Can an Employer Change Your Job Description?
Is it acceptable for an employer to change a job description after a person has been hired? When can an employer change your job responsibilities? In many cases, employers do have the right to change job descriptions to meet the needs of their organization.
What Is a Job Description?
Most employers will develop job descriptions to formalize their expectations for the work efforts of employees in specific roles. Job advertisements are a form of a job description used to promote vacancies to prospective candidates.
Formal job descriptions often serve as the basis for performance evaluations as managers gauge whether employees have met or exceeded expectations in their role.
Information Included in a Job Description
Job descriptions go well beyond simply listing the duties and tasks required to carry out a particular role. They often include other elements like the purpose of the position, how the employee interfaces with other staff, who he or she reports to, and what kind of travel the employee will do.
Some job descriptions will include reference to outcomes or results that the employee should generate, such as sales goals or the number of client hours charged. Typically, qualifications like the skills, knowledge, education, certifications, level of prior experience, and physical demands for the job are also incorporated.
Some organizations create job descriptions based on a list of qualities and competencies that have been critical to the success of outstanding performers in that role over time. Since work roles evolve based on organizational needs and employee abilities, job descriptions should be updated periodically to reflect those changes.
When Employers Can Change Your Job Description

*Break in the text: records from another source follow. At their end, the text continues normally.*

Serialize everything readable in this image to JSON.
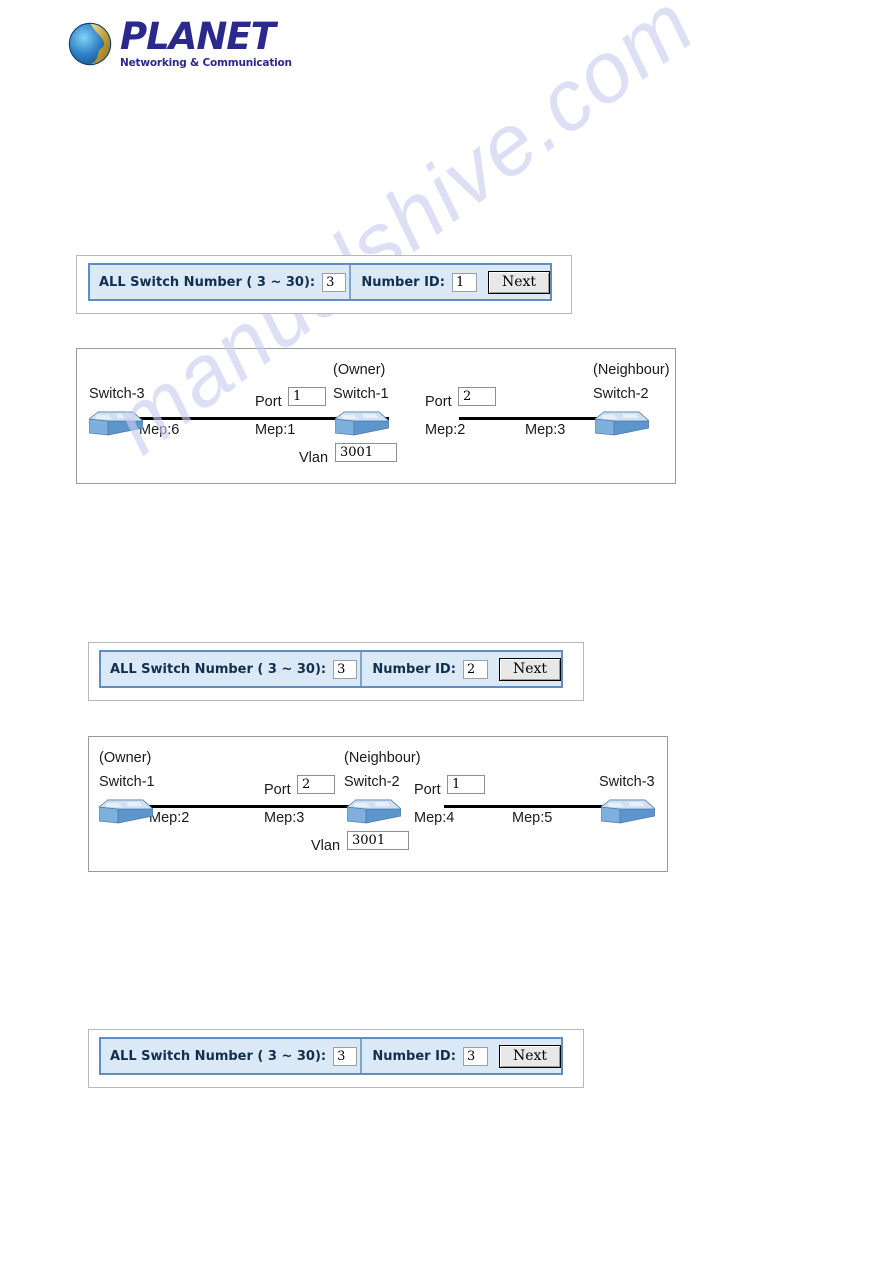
{
  "logo": {
    "brand": "PLANET",
    "tagline": "Networking & Communication",
    "globe_icon": "planet-globe-icon",
    "brand_color": "#2b2a8c"
  },
  "watermark": {
    "text": "manualshive.com",
    "color": "#c9cdf0"
  },
  "forms": [
    {
      "switch_number_label": "ALL Switch Number ( 3 ~ 30):",
      "switch_number_value": "3",
      "number_id_label": "Number ID:",
      "number_id_value": "1",
      "next_label": "Next"
    },
    {
      "switch_number_label": "ALL Switch Number ( 3 ~ 30):",
      "switch_number_value": "3",
      "number_id_label": "Number ID:",
      "number_id_value": "2",
      "next_label": "Next"
    },
    {
      "switch_number_label": "ALL Switch Number ( 3 ~ 30):",
      "switch_number_value": "3",
      "number_id_label": "Number ID:",
      "number_id_value": "3",
      "next_label": "Next"
    }
  ],
  "diagrams": [
    {
      "id": "diagram-1",
      "nodes": [
        {
          "role": "",
          "name": "Switch-3",
          "icon": "network-switch-icon"
        },
        {
          "role": "(Owner)",
          "name": "Switch-1",
          "icon": "network-switch-icon"
        },
        {
          "role": "(Neighbour)",
          "name": "Switch-2",
          "icon": "network-switch-icon"
        }
      ],
      "meps": [
        "Mep:6",
        "Mep:1",
        "Mep:2",
        "Mep:3"
      ],
      "port_label_left": "Port",
      "port_value_left": "1",
      "port_label_right": "Port",
      "port_value_right": "2",
      "vlan_label": "Vlan",
      "vlan_value": "3001"
    },
    {
      "id": "diagram-2",
      "nodes": [
        {
          "role": "(Owner)",
          "name": "Switch-1",
          "icon": "network-switch-icon"
        },
        {
          "role": "(Neighbour)",
          "name": "Switch-2",
          "icon": "network-switch-icon"
        },
        {
          "role": "",
          "name": "Switch-3",
          "icon": "network-switch-icon"
        }
      ],
      "meps": [
        "Mep:2",
        "Mep:3",
        "Mep:4",
        "Mep:5"
      ],
      "port_label_left": "Port",
      "port_value_left": "2",
      "port_label_right": "Port",
      "port_value_right": "1",
      "vlan_label": "Vlan",
      "vlan_value": "3001"
    }
  ]
}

In most states, employees are considered to be hired at will meaning that their employment is voluntary and they can quit when they want. It also means that their employer can change their job or lay them off as they see fit. However, state laws do vary so check with your state department of labor for information on the law in your location.
Employees Covered by a Contract
An important exception covers employees who are governed by an employment contract or a collective bargaining agreement which stipulates a specific set of work roles or conditions.
Many union contracts state very explicitly what duties are associated with various positions. A union plumber can't be expected to paint the bathroom where she is installing fixtures, for example. In another example, if you are covered by an employment contract that specifies your job duties, your employer cannot change them without your agreement.
Employee Protections Against Job Changes
Employees are protected from changes in their job description that can be construed as retaliation by an employer in response to a worker exercising an employment right. For example, a whistleblower may have recourse if their job was changed after reporting a legal violation by their employer.
Changes by employers in the number of hours worked, schedule, location, or responsibilities to preclude the taking of a leave guaranteed under the Family Medical Leave Act (FMLA) are also prohibited.
Employers cannot transfer staff to another job to discourage an employee from taking a leave. Also, workers are guaranteed access to a substantially equivalent job upon their return to the workplace after completing a leave.
Employer Best Practices
Aside from these legal considerations, best Human Resource Management practices suggest that employers should seek employee agreement before making major changes in work roles and should redraft job descriptions to make the new role clear. Generally, morale and productivity are enhanced if workers approve their new job description.
If you are concerned about your job responsibilities being changed, it's a good idea to see if you can discuss the situation with your manager or your company's Human Resources department to see if there is a way you can work out a solution that is agreeable to both yourself and your employer.